The main organizers of the celebration were Fight Back Pittsburgh and United Steel Workers Local 3657. The United Federation of Teachers, the United Electrical Workers, SEIU, IBEW, the USW's 'Women of Steel' and other unions also took part.
This was the first May Day event backed by Pittsburgh unions in some years, and it was also promoted nationally by Richard Trumka of the AFL-CIO. It marks the beginning of a more militant response by labor against austerity and in defense of wider democracy for all of its allies.
The day started with a rally at the UFT headquarters, followed by a mile-long march along Carson Street, ending with another rally, with music and food, at the IBEW headquarters.
Community organizers from One Pittsburgh and the resident groups also played an important role, bringing out Latinos, Middle Eastern and African immigrants. Activists from Beaver County’s Progressive Democrats of America, Beaver County Peace Links and Committees of Correspondence for Democracy and Socialism also took part.Read more!
Saturday, April 13, 2013
Albert Camus's dispatches on the Algerian crisis appear in English for the first time
By George Scialabba
Bookforum, April/May 2013
“People expect too much of writers,” Albert Camus lamented in the late 1950s. At the time Camus was writing, the Algerian rebellion had grown into a full-scale guerrilla war for independence, and while his initial sympathy for the uprising led the French Right and the French Algerian settlers to denounce him as a traitor, he also came in for frequent polemical attacks from the French Left for not energetically and unequivocally supporting the insurgents. Criticism also came from the Algerian militants themselves. Frantz Fanon, the best-known Algerian writer, derided him as a “sweet sister.” Sartre, formerly his close friend, mocked Camus’s “beautiful soul.”
Camus’s complaint does him credit. He agonized over his political pronouncements in a way that the more brilliant, mercurial, doctrinaire Sartre never had to. In 1957, as the war ground on and positions hardened on both sides, Camus was awarded the Nobel Prize for Literature. Despairing of the Algerian situation but determined to answer his critics and, with the prestige of the Nobel behind him, make one final effort for peace and reconciliation, Camus assembled a short collection of his writings about Algeria, which was published in 1958. It appears now in English for the first time, ably translated by Arthur Goldhammer.

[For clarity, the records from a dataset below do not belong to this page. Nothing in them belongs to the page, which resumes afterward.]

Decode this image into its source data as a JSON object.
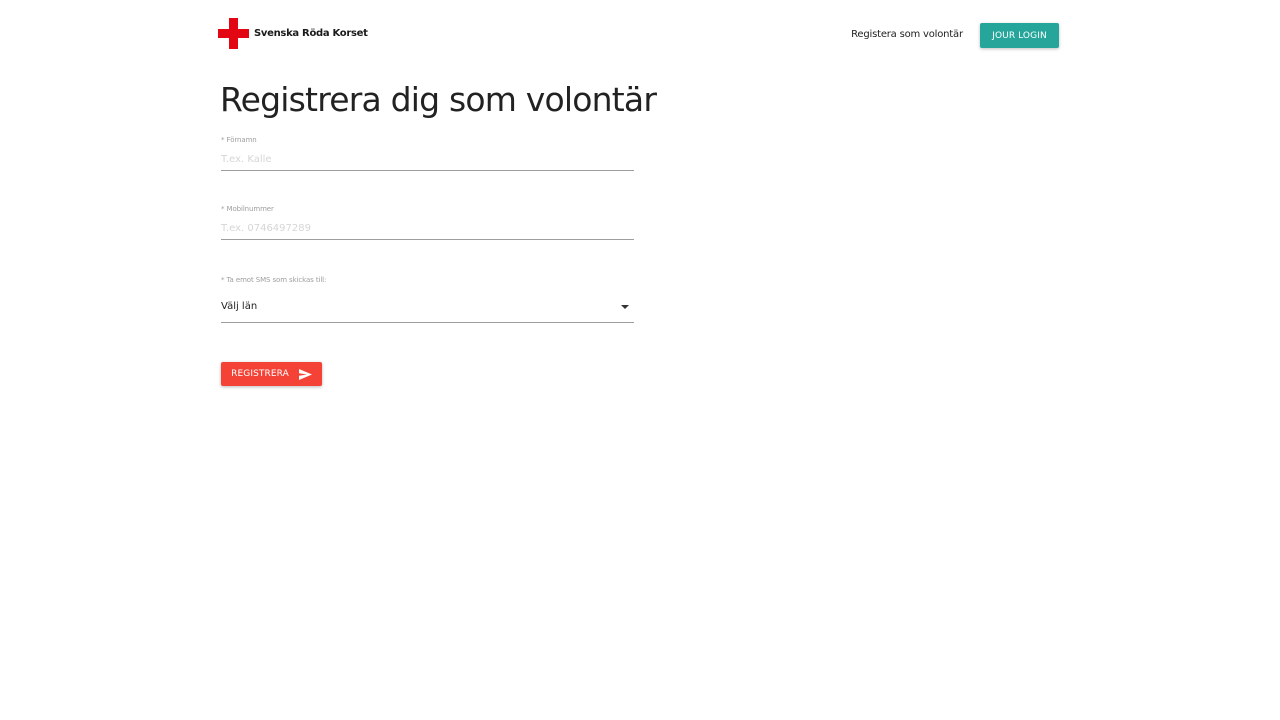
{
  "header": {
    "logo_text": "Svenska Röda Korset",
    "nav_link": "Registera som volontär",
    "login_button": "JOUR LOGIN"
  },
  "main": {
    "title": "Registrera dig som volontär",
    "fields": {
      "first_name": {
        "label": "* Förnamn",
        "placeholder": "T.ex. Kalle",
        "value": ""
      },
      "phone": {
        "label": "* Mobilnummer",
        "placeholder": "T.ex. 0746497289",
        "value": ""
      },
      "county": {
        "label": "* Ta emot SMS som skickas till:",
        "selected": "Välj län"
      }
    },
    "submit_button": "REGISTRERA"
  },
  "icons": {
    "logo": "red-cross-icon",
    "dropdown": "caret-down-icon",
    "submit": "send-icon"
  },
  "colors": {
    "brand_red": "#e30613",
    "teal": "#26a69a",
    "button_red": "#f44336"
  }
}
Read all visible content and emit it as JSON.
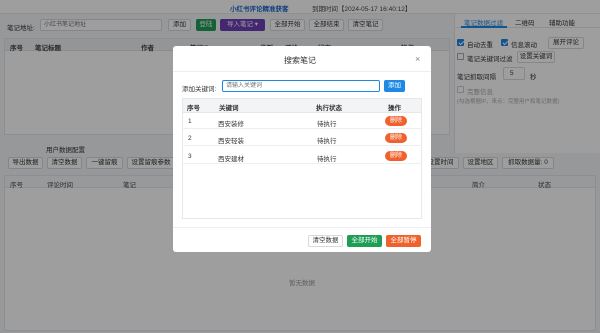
{
  "title": "小红书评论精准获客",
  "expiry": "到期时间【2024-05-17 16:40:12】",
  "toolbar": {
    "url_label": "笔记地址:",
    "url_placeholder": "小红书笔记地址",
    "add": "添加",
    "login": "登陆",
    "import": "导入笔记",
    "start_all": "全部开始",
    "stop_all": "全部结束",
    "clear": "清空笔记"
  },
  "notes_table": {
    "headers": [
      "序号",
      "笔记标题",
      "作者",
      "笔记ID",
      "类型",
      "评论",
      "状态",
      "操作"
    ]
  },
  "side_tabs": [
    "笔记数据过滤",
    "二维码",
    "辅助功能"
  ],
  "side": {
    "auto_dedupe": "自动去重",
    "info_scroll": "信息滚动",
    "expand_comments": "展开评论",
    "note_keyword_filter": "笔记关键词过滤",
    "set_keywords": "设置关键词",
    "interval_label": "笔记抓取间隔",
    "interval_value": "5",
    "interval_unit": "秒",
    "full_info": "完整信息",
    "full_info_hint": "(勾选根据IP，来点：完整用户和笔记数据)"
  },
  "user_section": {
    "title": "用户数据配置",
    "buttons": [
      "导出数据",
      "清空数据",
      "一键留痕",
      "设置留痕参数",
      "设置时间",
      "设置地区",
      "抓取数据量: 0"
    ],
    "headers": [
      "序号",
      "评论时间",
      "笔记",
      "简介",
      "状态"
    ],
    "empty": "暂无数据"
  },
  "dialog": {
    "title": "搜索笔记",
    "kw_label": "添加关键词:",
    "kw_placeholder": "请输入关键词",
    "add": "添加",
    "headers": [
      "序号",
      "关键词",
      "执行状态",
      "操作"
    ],
    "rows": [
      {
        "idx": "1",
        "keyword": "西安装修",
        "status": "待执行",
        "action": "删除"
      },
      {
        "idx": "2",
        "keyword": "西安轻装",
        "status": "待执行",
        "action": "删除"
      },
      {
        "idx": "3",
        "keyword": "西安建材",
        "status": "待执行",
        "action": "删除"
      }
    ],
    "clear": "清空数据",
    "start_all": "全部开始",
    "pause_all": "全部暂停"
  },
  "colors": {
    "green": "#1f9d55",
    "purple": "#6d3fb5",
    "blue": "#1e88e5",
    "orange": "#f0622d"
  }
}
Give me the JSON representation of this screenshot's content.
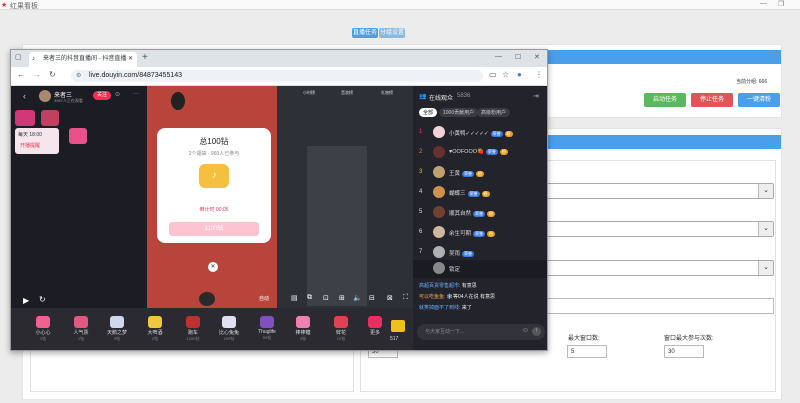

Algerian Chronicles spans two decades. In 1939, when Camus was a young journalist in Algeria—where he was born in 1913, to impoverished and barely literate working-class parents—a severe drought struck the region of Kabylia. Camus traveled there to report on it, and was horrified. He wrote a series of vivid and powerful dispatches, with which Algerian Chronicles begins.Read more!